A Look at the Illinois Dead Man’s Act
This post takes a look at a law unique to Illinois called the DEAD MAN’S ACT. The Illinois Dead-Man’s Act is a statute that prevents parties to litigation from testifying about their own conversations with a deceased person if that conversation would provide evidence beneficial to the party testifying. The statute has been criticized as antiquated and many believe that the Illinois legislature should repeal the statute.
Details About the Act
In the trial of any action in which any party sues or defends as the representative of a deceased person or person under a legal disability, no adverse party or person directly interested in the action shall be allowed to testify about his or her own behalf to any conversation with the deceased or person under legal disability or to any event which took place in the presence of the deceased or person under legal disability. 735 ILCS 5/8-201.
Exceptions to the Law
There are several exceptions to the Illinois Dead-Man’s Act. The Illinois Dead-Man’s Act will not bar a witness’ testimony in the following situations:
- If no one objects to testimony that would otherwise be barred by the Dead-Man’s Act, the objection will be waived and the testimony will be admitted into evidence.
- If anyone testifies on behalf of the executor or administrator of the deceased individual’s estate or the representative of the legally disabled individual regarding a conversation with the deceased or legally disabled individual, or an event that took place in the presence of the protected party, this opens the door for other interested and adverse parties to submit testimony that would otherwise be barred by the Dead-Man’s Act. (735 ILCS 5/8-201(a).
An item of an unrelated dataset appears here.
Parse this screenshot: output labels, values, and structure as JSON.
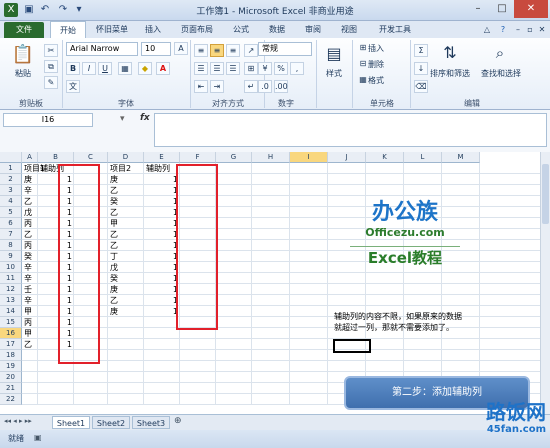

- If an executor, administrator, heir or legatee (i.e., the beneficiary of the will) of the deceased or disabled individual submits the deposition of the deceased or disabled individual for admission into evidence, other interested or adverse parties are allowed to testify regarding the same matters as those that were admitted into evidence.
- If a claim or defense is founded on a written record or other document, a witness may testify that the entries in the written record were made by the deceased person if the entries of the deceased person were made in the ordinary course of his or her employment for the witness.
- The Illinois Dead-Man’s Act does not bar testimony regarding any facts relating to the deceased person’s heirship.
Now you may be asking what is the legal relevance of this statute. We’ll consider this hypothetical car accident: An automobile accident at an intersection with a stoplight and both drivers claim to have the green light. If both parties are alive, then both would be able to tell their version of how the accident happened, but if one of the drivers is killed, and the family members of the deceased brought a wrongful-death action, the Dead Man’s Act might preclude the surviving party from testifying that the light was green when he or she entered the intersection even though this would be the best available proof of who ran the red light. It would be essential to investigate and determine if there is another way to prove the case through video evidence of the crash from a Traffic Camera or if there were any eyewitnesses to the crash. It’s extremely important to speak to and retain a lawyer as soon as possible so a thorough investigation can be completed and evidence preserved. Be sure to stay tuned to the Coffman Law blog, as we will continue updating our readers on the latest and most important legal news in the areas of Auto and Trucking laws, Aviation, and more.
About Coffman Law Offices, P.C.
Coffman Law is committed to providing superb legal representation for people who are suffering from severe personal injuries or are dealing with the loss of a loved one due to negligence or misconduct. Coffman Law is a results-driven firm focused on ensuring that clients receive the compassion, attention, and consideration that they need to seek adequate redress for injuries or loss. The firm is led by Owner and Founding Partner Brian Coffman, who has dedicated his career to helping accident victims navigate the legal system and obtain redress for their injuries. If you have been injured or lost a loved one, contact Coffman Law today for a free consultation.